Breaking up is hard to do.
Within a day of the news that former Hewlett-Packard CEO Mark Hurd is joining Oracle as co-president, HP says it’s going to sue the SOB.
Oracle, now home to Sun Microsystems hardware arsenal, is now a direct rival to erstwhile partner HP and the HP board is clearly angry that Hurd took tens of millions in HP severance money and moved up 101 to Oracle’s glass towers in Redwood Shores.
Charles Phillips, who just resigned as co-president of Oracle, helped that software giant acquire and integrate a whole lotta companies from PeopleSoft to Siebel to BEA to Sun Microsystems. He weathered an embarrassing scandal when his extramarital affair was outed –not just outed but OUTED on gigantic Times Square billboards.
A month after his ouster as Hewlett-Packard CEO, Mark Hurd has a new job–president of Oracle. Rather co-president of Oracle with Safra Catz.

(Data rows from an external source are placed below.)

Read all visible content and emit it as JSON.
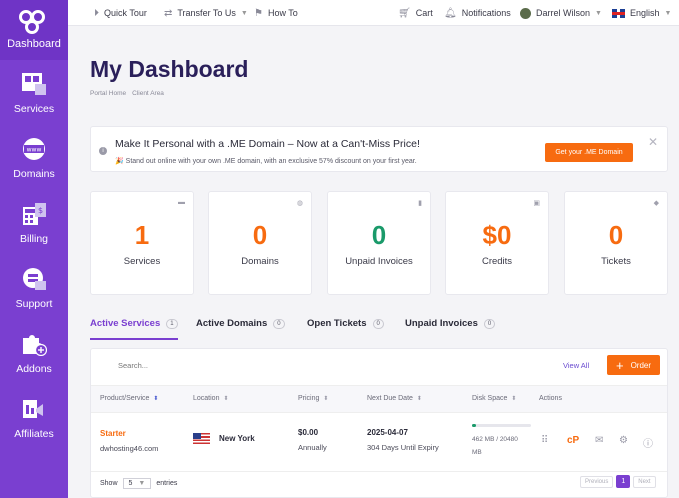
{
  "sidebar": {
    "logo_label": "Dashboard",
    "items": [
      {
        "label": "Services",
        "icon": "services-icon"
      },
      {
        "label": "Domains",
        "icon": "www-globe-icon"
      },
      {
        "label": "Billing",
        "icon": "billing-calculator-icon"
      },
      {
        "label": "Support",
        "icon": "support-ticket-icon"
      },
      {
        "label": "Addons",
        "icon": "puzzle-plus-icon"
      },
      {
        "label": "Affiliates",
        "icon": "affiliates-megaphone-icon"
      }
    ]
  },
  "topbar": {
    "quick_tour": "Quick Tour",
    "transfer": "Transfer To Us",
    "how_to": "How To",
    "cart": "Cart",
    "notifications": "Notifications",
    "user": "Darrel Wilson",
    "language": "English"
  },
  "page": {
    "title": "My Dashboard",
    "breadcrumb": [
      "Portal Home",
      "Client Area"
    ]
  },
  "promo": {
    "title": "Make It Personal with a .ME Domain – Now at a Can't-Miss Price!",
    "subtitle": "🎉 Stand out online with your own .ME domain, with an exclusive 57% discount on your first year.",
    "button": "Get your .ME Domain",
    "close": "✕"
  },
  "stats": [
    {
      "value": "1",
      "label": "Services",
      "color": "#f76b10"
    },
    {
      "value": "0",
      "label": "Domains",
      "color": "#f76b10"
    },
    {
      "value": "0",
      "label": "Unpaid Invoices",
      "color": "#1a9a6a"
    },
    {
      "value": "$0",
      "label": "Credits",
      "color": "#f76b10"
    },
    {
      "value": "0",
      "label": "Tickets",
      "color": "#f76b10"
    }
  ],
  "tabs": [
    {
      "label": "Active Services",
      "count": "1",
      "active": true
    },
    {
      "label": "Active Domains",
      "count": "0"
    },
    {
      "label": "Open Tickets",
      "count": "0"
    },
    {
      "label": "Unpaid Invoices",
      "count": "0"
    }
  ],
  "table": {
    "search_placeholder": "Search...",
    "view_all": "View All",
    "order": "Order",
    "columns": [
      "Product/Service",
      "Location",
      "Pricing",
      "Next Due Date",
      "Disk Space",
      "Actions"
    ],
    "row": {
      "product": "Starter",
      "domain": "dwhosting46.com",
      "location": "New York",
      "price": "$0.00",
      "cycle": "Annually",
      "due_date": "2025-04-07",
      "due_note": "304 Days Until Expiry",
      "disk": "462 MB / 20480 MB",
      "disk_fraction": 0.0226
    },
    "footer": {
      "show": "Show",
      "per_page": "5",
      "entries": "entries",
      "previous": "Previous",
      "page": "1",
      "next": "Next"
    }
  }
}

Here’s one you had to see coming.
Our national nightmare is over. Dell has given up its bid for 3Par, declining to match or exceed Hewlett-Packard’s latest $33/share (that’s–gulp– $2.1 billion) cash bid.
Word on the street is that 3Par is ready to be embraced by Hewlett-Packard. As the epic HP-vs-Dell bidding war stands, Dell has till today to counter HP’s latest $30 per share bid for the cloud storage company.
Been running so fast since I attended the CompTIA Breakaway conference earlier this month that I haven’t had time to report on my conversation with the executive director of the organization’s Educational Foundation, Charles Eaton. He has only been in his role for a few months, but already Eaton is pushing hard on CompTIA members to do their part in helping at-risk youth, disable individuals, displaced workers and military personnel/families prepare for high-tech careers.
3Par said it has accepted Dell’s $1.8 billion dollar buyout offer.
This is getting tiresome.
HP just bid $27 per share counter offer for 3Par. This $1.8 billion offer counters Dell’s $24.50 counteroffer to HP’s earlier counteroffer to Dell’s original $18 offer to buy 3Par and its data storage expertise.
Little did we know early this month that 3Par was such a big deal.
There are so many questions about what Oracle is doing with its new Sun franchise, it’s hard to suss out the top few, but here’s a try.
1: What’s really going on with Sparc? While John Fowler promised continued innovation around the Sparc architecture, there is still precious little in the way of details. It’s probably because Oracle and Fujitsu, which is responsible for the production of Sparc64 chips used in Oracle’s M series servers, are still talking things out. Continued »